If you aren’t familiar with Bell Witch thats understandable. They aren’t a very popular band and certainly not a band that will ever be played on the radio. Their songs are notoriously long. On their latest album, The Mirror Reaper their self titled, lone track, lasts one hour twenty-three minutes, and forty-one seconds. Halfway through the song there is a chunk of time called the “Words of the Dead” dedicated to their deceased drummer Adrian Guerra. He left the band due to medical reasons after their last and my favorite album, Four Phantoms and then later died. The song uses his cut and paste vocals that were left over from one of the recording sessions for Four Phantoms as a eulogy to him. Start listening at 51:30 minutes on Mirror Reaper in to hear them. They are beautifully sung.
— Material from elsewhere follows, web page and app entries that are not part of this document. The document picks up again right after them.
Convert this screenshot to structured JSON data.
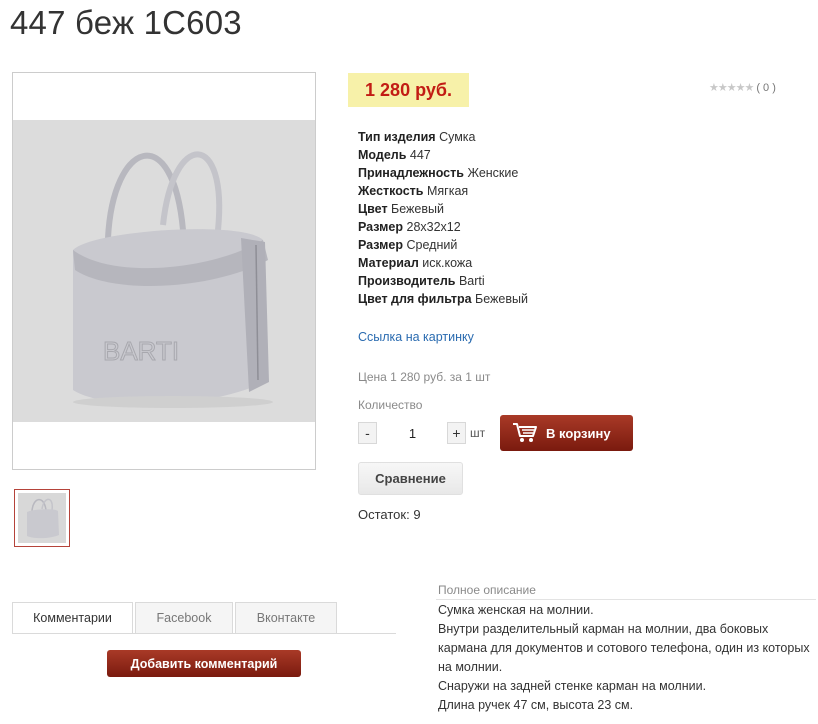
{
  "product": {
    "title": "447 беж 1С603",
    "price": "1 280 руб.",
    "rating_count": "( 0 )",
    "stars": "★★★★★"
  },
  "specs": [
    {
      "label": "Тип изделия",
      "value": "Сумка"
    },
    {
      "label": "Модель",
      "value": "447"
    },
    {
      "label": "Принадлежность",
      "value": "Женские"
    },
    {
      "label": "Жесткость",
      "value": "Мягкая"
    },
    {
      "label": "Цвет",
      "value": "Бежевый"
    },
    {
      "label": "Размер",
      "value": "28x32x12"
    },
    {
      "label": "Размер",
      "value": "Средний"
    },
    {
      "label": "Материал",
      "value": "иск.кожа"
    },
    {
      "label": "Производитель",
      "value": "Barti"
    },
    {
      "label": "Цвет для фильтра",
      "value": "Бежевый"
    }
  ],
  "image_link": "Ссылка на картинку",
  "purchase": {
    "unit_price": "Цена 1 280 руб. за 1 шт",
    "qty_label": "Количество",
    "minus": "-",
    "qty": "1",
    "plus": "+",
    "unit": "шт",
    "cart_label": "В корзину",
    "compare_label": "Сравнение",
    "stock": "Остаток: 9"
  },
  "tabs": [
    "Комментарии",
    "Facebook",
    "Вконтакте"
  ],
  "add_comment": "Добавить комментарий",
  "bag_logo": "BARTI",
  "description": {
    "title": "Полное описание",
    "lines": [
      "Сумка женская на молнии.",
      "Внутри разделительный карман на молнии, два боковых кармана для документов и сотового телефона, один из которых на молнии.",
      "Снаружи на задней стенке карман на молнии.",
      "Длина ручек 47 см, высота 23 см."
    ]
  },
  "colors": {
    "price_bg": "#f7f1a9",
    "price_text": "#c21c14",
    "button": "#8e2a1a",
    "link": "#2a6bb0"
  }
}
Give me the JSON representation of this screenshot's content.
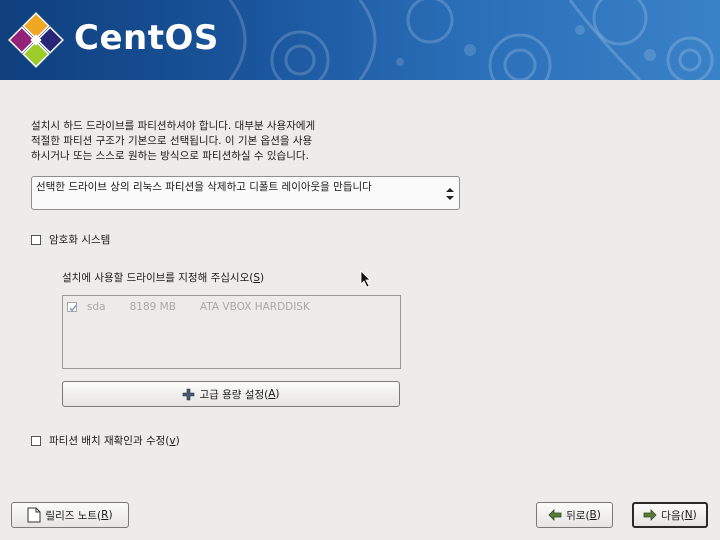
{
  "header": {
    "logo_text": "CentOS",
    "logo_icon": "centos-logo-icon"
  },
  "description_lines": [
    "설치시 하드 드라이브를 파티션하셔야 합니다. 대부분 사용자에게",
    "적절한 파티션 구조가 기본으로 선택됩니다. 이 기본 옵션을 사용",
    "하시거나 또는 스스로 원하는 방식으로 파티션하실 수 있습니다."
  ],
  "partition_combo": {
    "selected": "선택한 드라이브 상의 리눅스 파티션을 삭제하고 디폴트 레이아웃을 만듭니다"
  },
  "encrypt": {
    "label": "암호화 시스템",
    "checked": false
  },
  "drive_select": {
    "label_prefix": "설치에 사용할 드라이브를 지정해 주십시오(",
    "mnemonic": "S",
    "label_suffix": ")",
    "drives": [
      {
        "checked": true,
        "name": "sda",
        "size": "8189 MB",
        "model": "ATA VBOX HARDDISK"
      }
    ]
  },
  "advanced_button": {
    "label_prefix": "고급 용량 설정(",
    "mnemonic": "A",
    "label_suffix": ")",
    "icon": "plus-icon"
  },
  "review": {
    "label_prefix": "파티션 배치 재확인과 수정(",
    "mnemonic": "v",
    "label_suffix": ")",
    "checked": false
  },
  "footer": {
    "release_notes": {
      "prefix": "릴리즈 노트(",
      "mnemonic": "R",
      "suffix": ")",
      "icon": "document-icon"
    },
    "back": {
      "prefix": "뒤로(",
      "mnemonic": "B",
      "suffix": ")",
      "icon": "arrow-left-icon"
    },
    "next": {
      "prefix": "다음(",
      "mnemonic": "N",
      "suffix": ")",
      "icon": "arrow-right-icon"
    }
  }
}
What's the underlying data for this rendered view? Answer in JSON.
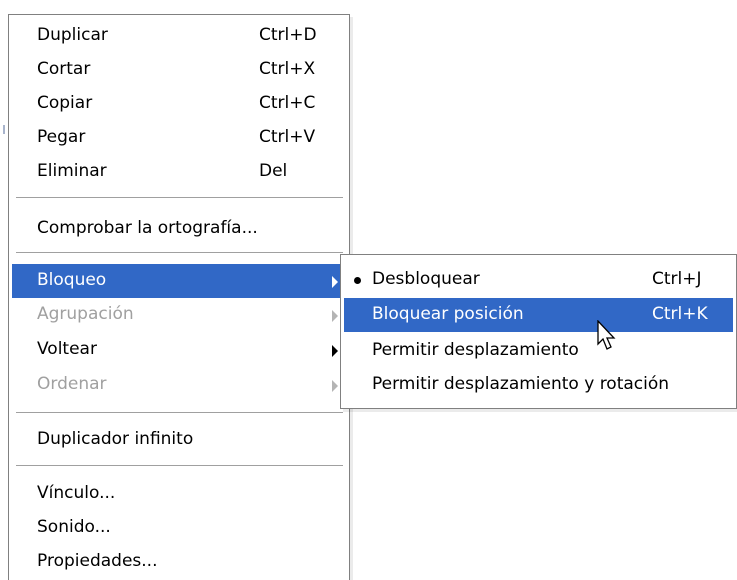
{
  "main_menu": {
    "items": [
      {
        "label": "Duplicar",
        "shortcut": "Ctrl+D"
      },
      {
        "label": "Cortar",
        "shortcut": "Ctrl+X"
      },
      {
        "label": "Copiar",
        "shortcut": "Ctrl+C"
      },
      {
        "label": "Pegar",
        "shortcut": "Ctrl+V"
      },
      {
        "label": "Eliminar",
        "shortcut": "Del"
      },
      {
        "label": "Comprobar la ortografía..."
      },
      {
        "label": "Bloqueo",
        "submenu": true,
        "state": "selected"
      },
      {
        "label": "Agrupación",
        "submenu": true,
        "state": "disabled"
      },
      {
        "label": "Voltear",
        "submenu": true
      },
      {
        "label": "Ordenar",
        "submenu": true,
        "state": "disabled"
      },
      {
        "label": "Duplicador infinito"
      },
      {
        "label": "Vínculo..."
      },
      {
        "label": "Sonido..."
      },
      {
        "label": "Propiedades..."
      }
    ]
  },
  "sub_menu": {
    "items": [
      {
        "label": "Desbloquear",
        "shortcut": "Ctrl+J",
        "checked": true
      },
      {
        "label": "Bloquear posición",
        "shortcut": "Ctrl+K",
        "state": "selected"
      },
      {
        "label": "Permitir desplazamiento"
      },
      {
        "label": "Permitir desplazamiento y rotación"
      }
    ]
  },
  "colors": {
    "selection": "#3168c6",
    "disabled_text": "#a0a0a0",
    "border": "#808080"
  },
  "cursor": {
    "icon": "arrow-pointer-icon"
  }
}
It is funny, but like another of my favorite bands Om, Bell Witch is also a two piece, drums and bass combination with no guitar. And it isn’t missed at all by me. The bass player, Dylan Desmond plays the high melodies throughout the song on his bass guitar. They also overdub a hammond organ throughout the song to supplement the heavy, dark, plaintive and brooding tone. The organ layer reinforces their dirge like feel and gives them a full sound sans guitar. The hammond organ has been falsely misaligned by me as a jam band instrument associated with bands like Phish and their ilk. But Bell Witch’s use of it is a stark contrast to the danceable funky happy jam grooves. Bell Witch is like listening to the way I felt the first time reading The Stranger by Camus. They have a certain nothingness attribute which is both simultaneously disturbing and inspiring. Listening to and watching the fan made video for Mirror Reaper using free domain black and white horror film footage strangely calms me. I get an extra sense of the sheer uselessness of all existence. Which to me, is really the entire point. Will you dance and smile on the precipice? Will you laugh? Will you cry? Will you embrace it? In the end it doesn’t really matter. So make your own sense of it. Bell Witch begs the question and leaves the answer up to us…
The drummer Jesse Shreibman sings all the low vocals and growls whilst Desmond sings the clean vocals. As a fellow drummer, I would find it difficult to play at the extremely slow tempo that he does. It is certainly easier when there is only one other person in the band to coordinate with but then he also sings at the same time. Bell Witch is definitely not for most people. Most people have attention spans the length of mice and can’t avoiding looking at their phone the moment there is a lull or “uncomfortable” silence in the conversation. To me, Bell Witch embodies that (un)”comfortable” silence albeit a very long, long one in the conversation. For me, thats where I find respite. Silence means there aren’t train horns, internal combustion engines roaring, jets flying, neighbors fighting, or my brother chomping his Lucky Charms over the breakfast table. My boyfriend said listening to Bell Witch is like going to the bathroom. You probably don’t want to spend too much time in there. It’s best just to get in, enjoy the release and then get the hell out. I think he mostly was referring to the low sounding vocals and growls. But on an existential level, the same could be said for mourning and grief. I only hope the next time I have to visit that paradoxical space it will be just as tortured, beautiful and epiphanic as listening to a Bell Witch song.